After the death of Amy Winehouse in 2011, the British Medical Journal conducted a study that came to the conclusion that there was no “statistical spike” with the deaths of rockers at age 27 and there was no increased risk of death for musicians when they reached their 27th birthday.

Studies did find that the risk of death by suicide or a freak accident did increase slightly for the general population between the ages of 25 and 32, but there was no greater risk for musicians in the demographic.

The similarities that exist with many of the rock artists who are members of The 27 Club range from depression to being disgruntled in life, but the greatest bond among the group is alcohol and drug abuse.

Jimi Hendrix was known for taking many pills all at once - even if he didn’t know what pills he was taking. On the night he died, Hendrix swallowed a strong barbiturate – Vesparax. Half of a Vesparax pill has the power to cause a man to sleep for eight hours, and that night Hendrix was believed to have taken as least 9 pills.

On the night she died, Janis Joplin was said to be upset with her boyfriend and shot up heroin.

The official cause of Jim Morrison’s death was listed as congestive heart failure, but there no autopsy was performed and mystery continues to surround his death.

Brian Jones of The Rolling Stones was drinking and taking drugs when he went swimming at his home in the countryside in England in 1969, but there are questions about what really caused Jones’ death. Keith Richards said, “I don’t know what happened, but there was some nasty business going on.”

Peter Ham of Badfinger was said to be distraught over band business and hanged himself in April of 1975 – just three days before he would turn 28.

The deaths of Kurt Cobain and Amy Winehouse may have more in common than the other members of The 27 Club. Prior to his death in 1994, I recall reading about Cobain’s drug use and how he was having difficulty dealing with his growing popularity. It should be no surprise that since Kurt Cobain was one of the forces the powered the music trend known as “alternative” music he basically rejected the idea of being mainstream. As he became more mainstream and as the music of Nirvana migrated into the mass appeal music charts, I always wondered if Cobain became suicidal over the idea of becoming a mainstream artist.

Cobain was also said to be upset over the possibility that he would lose his Seattle home in a lawsuit. Cobain’s substance abuse counselor said he thought Kurt killed himself in his house as a way of saying, “You’re not going to take my house, no matter what.”

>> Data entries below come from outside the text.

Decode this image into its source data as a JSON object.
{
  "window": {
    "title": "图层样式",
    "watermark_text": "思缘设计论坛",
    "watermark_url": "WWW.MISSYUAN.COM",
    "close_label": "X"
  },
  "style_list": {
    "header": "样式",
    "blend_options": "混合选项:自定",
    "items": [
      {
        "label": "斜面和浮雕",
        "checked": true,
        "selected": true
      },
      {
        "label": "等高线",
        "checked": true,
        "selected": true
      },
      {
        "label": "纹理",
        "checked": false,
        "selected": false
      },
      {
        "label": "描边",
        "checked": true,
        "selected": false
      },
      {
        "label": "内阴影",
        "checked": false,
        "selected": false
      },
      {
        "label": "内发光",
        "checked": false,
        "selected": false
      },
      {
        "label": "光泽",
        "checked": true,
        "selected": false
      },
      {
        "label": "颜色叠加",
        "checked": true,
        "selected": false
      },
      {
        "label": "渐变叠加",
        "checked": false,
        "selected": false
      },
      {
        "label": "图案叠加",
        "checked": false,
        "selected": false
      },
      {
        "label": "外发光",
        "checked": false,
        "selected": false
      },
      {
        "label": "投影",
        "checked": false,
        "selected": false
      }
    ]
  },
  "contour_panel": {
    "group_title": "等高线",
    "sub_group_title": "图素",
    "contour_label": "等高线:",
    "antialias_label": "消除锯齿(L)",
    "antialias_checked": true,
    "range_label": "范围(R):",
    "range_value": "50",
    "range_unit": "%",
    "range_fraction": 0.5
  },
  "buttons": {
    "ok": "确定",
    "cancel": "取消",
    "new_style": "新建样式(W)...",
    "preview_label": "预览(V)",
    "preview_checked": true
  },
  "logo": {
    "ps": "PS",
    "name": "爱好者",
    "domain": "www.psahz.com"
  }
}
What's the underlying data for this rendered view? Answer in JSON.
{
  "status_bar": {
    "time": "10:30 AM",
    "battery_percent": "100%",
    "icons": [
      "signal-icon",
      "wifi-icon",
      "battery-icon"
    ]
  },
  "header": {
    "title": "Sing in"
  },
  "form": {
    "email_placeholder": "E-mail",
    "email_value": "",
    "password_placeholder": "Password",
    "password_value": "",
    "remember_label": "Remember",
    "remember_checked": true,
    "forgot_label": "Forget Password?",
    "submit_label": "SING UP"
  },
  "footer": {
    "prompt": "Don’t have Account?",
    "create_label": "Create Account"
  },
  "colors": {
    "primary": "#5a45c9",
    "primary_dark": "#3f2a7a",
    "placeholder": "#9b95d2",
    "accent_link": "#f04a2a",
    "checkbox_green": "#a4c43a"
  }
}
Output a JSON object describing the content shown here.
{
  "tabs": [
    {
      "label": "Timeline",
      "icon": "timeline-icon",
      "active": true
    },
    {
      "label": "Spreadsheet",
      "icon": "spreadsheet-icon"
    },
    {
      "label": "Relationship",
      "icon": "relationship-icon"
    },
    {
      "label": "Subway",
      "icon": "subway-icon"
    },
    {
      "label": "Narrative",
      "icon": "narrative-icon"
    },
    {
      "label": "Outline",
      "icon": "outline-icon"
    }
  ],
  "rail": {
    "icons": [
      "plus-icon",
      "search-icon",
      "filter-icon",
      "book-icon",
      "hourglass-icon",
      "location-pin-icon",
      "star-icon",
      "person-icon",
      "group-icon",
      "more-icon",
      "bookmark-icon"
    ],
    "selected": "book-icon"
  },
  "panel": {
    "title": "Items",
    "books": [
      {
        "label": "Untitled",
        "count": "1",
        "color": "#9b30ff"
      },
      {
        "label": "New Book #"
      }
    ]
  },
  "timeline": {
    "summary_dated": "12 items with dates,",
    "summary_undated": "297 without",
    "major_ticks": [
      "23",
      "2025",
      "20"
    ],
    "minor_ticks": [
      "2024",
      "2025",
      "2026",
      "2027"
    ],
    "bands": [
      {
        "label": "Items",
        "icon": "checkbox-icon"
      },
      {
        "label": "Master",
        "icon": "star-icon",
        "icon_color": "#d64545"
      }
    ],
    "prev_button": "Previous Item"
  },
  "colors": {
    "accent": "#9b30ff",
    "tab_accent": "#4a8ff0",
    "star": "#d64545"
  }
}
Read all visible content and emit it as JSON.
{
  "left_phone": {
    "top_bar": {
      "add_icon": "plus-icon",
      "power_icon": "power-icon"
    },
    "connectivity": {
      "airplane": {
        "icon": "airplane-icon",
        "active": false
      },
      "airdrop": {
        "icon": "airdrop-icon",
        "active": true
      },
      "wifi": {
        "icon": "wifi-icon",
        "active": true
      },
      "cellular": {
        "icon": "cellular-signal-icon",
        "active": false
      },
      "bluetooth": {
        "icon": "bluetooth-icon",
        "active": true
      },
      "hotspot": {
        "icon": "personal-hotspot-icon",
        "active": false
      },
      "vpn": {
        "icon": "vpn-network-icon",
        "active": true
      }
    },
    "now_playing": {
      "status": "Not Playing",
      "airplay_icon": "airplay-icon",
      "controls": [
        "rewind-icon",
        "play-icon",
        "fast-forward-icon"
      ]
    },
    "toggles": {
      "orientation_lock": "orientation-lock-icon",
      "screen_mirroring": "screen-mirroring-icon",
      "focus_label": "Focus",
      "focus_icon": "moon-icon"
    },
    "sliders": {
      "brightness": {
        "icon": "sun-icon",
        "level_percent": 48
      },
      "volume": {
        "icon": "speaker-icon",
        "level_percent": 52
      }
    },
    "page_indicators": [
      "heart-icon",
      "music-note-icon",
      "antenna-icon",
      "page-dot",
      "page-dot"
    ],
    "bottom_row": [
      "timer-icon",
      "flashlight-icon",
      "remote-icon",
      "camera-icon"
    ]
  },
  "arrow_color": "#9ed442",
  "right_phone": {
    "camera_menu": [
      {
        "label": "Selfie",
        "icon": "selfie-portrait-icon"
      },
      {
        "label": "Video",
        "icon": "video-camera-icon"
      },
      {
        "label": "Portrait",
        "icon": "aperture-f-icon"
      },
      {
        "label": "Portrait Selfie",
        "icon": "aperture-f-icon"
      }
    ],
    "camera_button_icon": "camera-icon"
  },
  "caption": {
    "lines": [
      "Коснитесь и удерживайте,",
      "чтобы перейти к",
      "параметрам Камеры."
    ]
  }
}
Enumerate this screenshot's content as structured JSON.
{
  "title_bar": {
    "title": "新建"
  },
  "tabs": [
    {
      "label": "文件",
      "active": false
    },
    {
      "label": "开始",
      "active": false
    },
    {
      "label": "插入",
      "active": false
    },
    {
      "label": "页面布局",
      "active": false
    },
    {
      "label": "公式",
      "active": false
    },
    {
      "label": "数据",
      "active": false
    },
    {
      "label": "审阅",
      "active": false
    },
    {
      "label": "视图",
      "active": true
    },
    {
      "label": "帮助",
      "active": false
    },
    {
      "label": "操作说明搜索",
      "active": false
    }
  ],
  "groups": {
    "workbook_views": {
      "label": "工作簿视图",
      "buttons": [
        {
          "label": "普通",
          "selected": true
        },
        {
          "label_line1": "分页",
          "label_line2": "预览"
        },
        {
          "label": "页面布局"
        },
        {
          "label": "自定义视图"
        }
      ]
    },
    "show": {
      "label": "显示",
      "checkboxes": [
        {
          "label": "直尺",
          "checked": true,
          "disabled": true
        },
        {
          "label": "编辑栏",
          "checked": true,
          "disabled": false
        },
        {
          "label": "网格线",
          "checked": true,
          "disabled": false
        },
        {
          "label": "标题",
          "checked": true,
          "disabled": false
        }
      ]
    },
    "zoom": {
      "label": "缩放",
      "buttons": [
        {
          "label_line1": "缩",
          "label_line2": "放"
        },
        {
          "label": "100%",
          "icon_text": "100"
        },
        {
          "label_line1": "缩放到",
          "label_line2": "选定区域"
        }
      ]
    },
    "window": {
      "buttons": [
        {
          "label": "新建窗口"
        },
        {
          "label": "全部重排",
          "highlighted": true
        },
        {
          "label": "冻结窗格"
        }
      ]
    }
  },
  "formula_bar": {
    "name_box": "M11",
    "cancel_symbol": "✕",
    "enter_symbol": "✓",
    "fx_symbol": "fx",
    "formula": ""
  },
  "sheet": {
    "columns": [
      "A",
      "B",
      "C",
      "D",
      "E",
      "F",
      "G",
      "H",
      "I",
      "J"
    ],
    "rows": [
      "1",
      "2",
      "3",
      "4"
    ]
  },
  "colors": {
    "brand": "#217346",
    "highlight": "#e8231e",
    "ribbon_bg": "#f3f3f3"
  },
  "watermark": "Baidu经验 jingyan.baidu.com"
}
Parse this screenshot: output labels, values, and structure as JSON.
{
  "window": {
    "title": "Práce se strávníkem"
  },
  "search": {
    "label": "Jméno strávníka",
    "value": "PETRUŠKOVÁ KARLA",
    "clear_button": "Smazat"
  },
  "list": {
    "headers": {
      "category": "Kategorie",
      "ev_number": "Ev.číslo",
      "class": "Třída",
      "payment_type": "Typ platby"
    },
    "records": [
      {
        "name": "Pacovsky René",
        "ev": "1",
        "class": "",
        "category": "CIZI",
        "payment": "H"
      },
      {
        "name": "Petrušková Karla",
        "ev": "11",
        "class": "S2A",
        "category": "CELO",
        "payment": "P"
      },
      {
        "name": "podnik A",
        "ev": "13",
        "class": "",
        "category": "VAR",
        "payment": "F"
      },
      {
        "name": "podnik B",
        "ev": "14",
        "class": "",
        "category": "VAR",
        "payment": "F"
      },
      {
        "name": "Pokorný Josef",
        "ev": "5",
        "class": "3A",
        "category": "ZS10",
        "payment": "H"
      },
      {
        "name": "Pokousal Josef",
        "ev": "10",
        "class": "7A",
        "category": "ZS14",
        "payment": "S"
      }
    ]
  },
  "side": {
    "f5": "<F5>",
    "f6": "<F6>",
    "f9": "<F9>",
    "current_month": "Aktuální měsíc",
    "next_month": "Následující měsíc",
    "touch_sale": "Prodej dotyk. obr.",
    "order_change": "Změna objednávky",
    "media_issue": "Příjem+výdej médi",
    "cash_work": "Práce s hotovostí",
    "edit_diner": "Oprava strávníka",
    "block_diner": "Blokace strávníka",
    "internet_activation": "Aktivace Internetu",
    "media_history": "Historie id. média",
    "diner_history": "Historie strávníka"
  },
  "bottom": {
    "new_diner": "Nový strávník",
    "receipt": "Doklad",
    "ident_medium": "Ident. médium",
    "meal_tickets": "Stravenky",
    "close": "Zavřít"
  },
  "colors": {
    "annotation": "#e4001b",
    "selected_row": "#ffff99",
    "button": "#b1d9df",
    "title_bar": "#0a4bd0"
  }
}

Like Kurt Cobain, Amy Winehouse seemed to be struggling with her fame. Known to be very private with her innermost thoughts and feelings, Winehouse abused alcohol and was in and out of rehab. Her most recognizable hit is titled, “Rehab.”

Whatever caused influential musicians with a vision to die at the age of 27, we know that was too young for all of them to die. As musically innovative as Kurt Cobain was I remember commenting on the day his body was discovered that Kurt robbed a young generation that his music reflected of the opportunity to watch him evolve as a musician - and as a person. I would love to know what Kurt Cobain would be doing with music today. I don’t really see him as an artist who today would be doing a throwback casino tour.

It was interesting to ponder the connection between being a successful artist and the age of 27 – but research shows there is no connection.